There are unreal experiences that seem real, but what about the reverse: things that you actually experienced but over time become hazy? If they were unlikely to begin with, there’s a risk they’ll slip into a sort of dream category: Did I really do that?
These 50-odd years later I had to ask myself if I’d really gone to a concert of the Los Angeles Philharmonic Orchestra on Okinawa. The question intrigued me to the point where I had to contact the orchestra and ask.
As I recall it, I had settled in at my posting, a fenced-in enclosure on top of a hill overlooking the airbase we were to defend if necessary. It was a decade and more since the end of WWII and the airbase had restaurants, a PX, and a movie theater -- relatively luxurious recreational facilities. Our barracks had a pingpong table -- I became fairly proficient -- and a TV set tuned to a military channel. There’s a surprising amount of down time when you’re in the army, and I and the other members of our short-handed crew spent most of it in that barracks on that hill.
I doubt you can imagine my feelings when I learned about the concert. This was the one you swapped guard duty nights for, two for one. I vaguely remember some walking to get there, and I really believe I attended that concert, but the rest of the details are gone.
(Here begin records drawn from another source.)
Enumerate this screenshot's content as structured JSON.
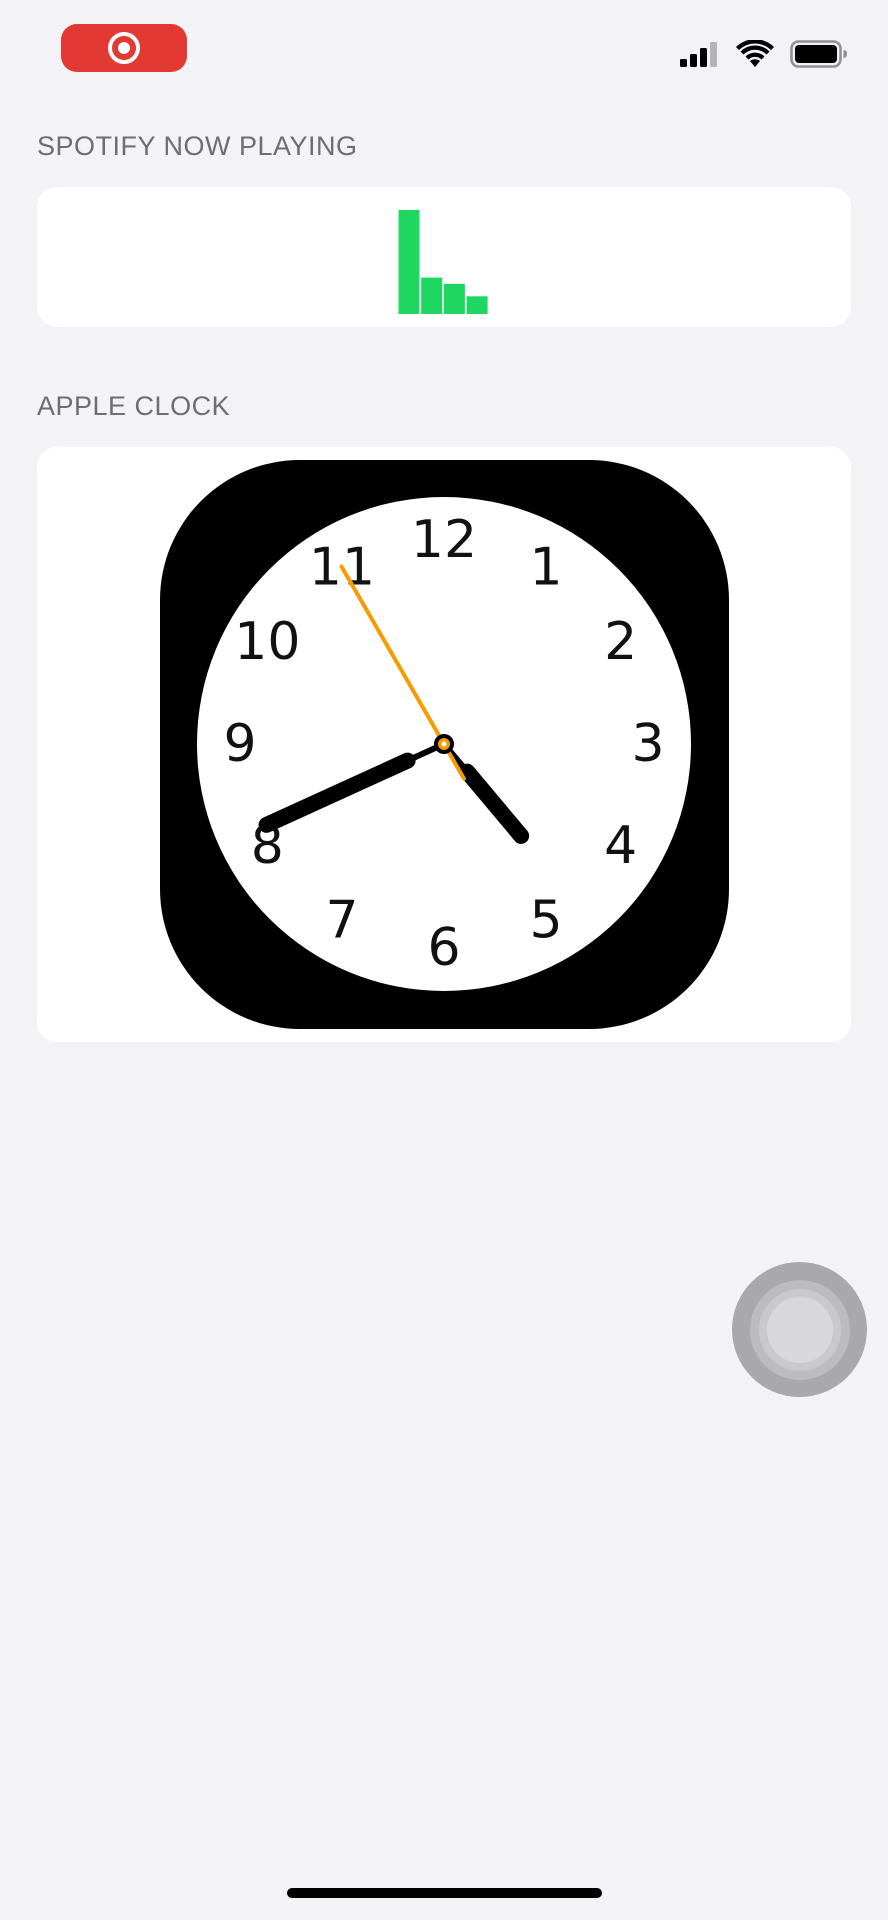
{
  "status_bar": {
    "record_icon": "screen-recording-icon",
    "signal_icon": "cellular-signal-icon",
    "wifi_icon": "wifi-icon",
    "battery_icon": "battery-icon"
  },
  "sections": {
    "spotify": {
      "label": "SPOTIFY NOW PLAYING",
      "accent_color": "#1ed760",
      "visualizer_levels": [
        1.0,
        0.35,
        0.29,
        0.17
      ]
    },
    "clock": {
      "label": "APPLE CLOCK",
      "numerals": [
        "12",
        "1",
        "2",
        "3",
        "4",
        "5",
        "6",
        "7",
        "8",
        "9",
        "10",
        "11"
      ],
      "time": {
        "hour": 4,
        "minute": 40,
        "second": 55
      },
      "second_hand_color": "#f59c00"
    }
  },
  "assistive_touch": {
    "icon": "assistive-touch-icon"
  }
}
That’s what gives it its dream-like quality.
But the LAPO archivist confirmed it; the orchestra had toured the Far East that year, performing in Japan, the Philippines, Thailand, Singapore, Kuala Lumpur, Hong Kong, Taipei and, unaccountably, Okinawa. It would have been the equivalent of including a stop in New York but playing it on Governors Island.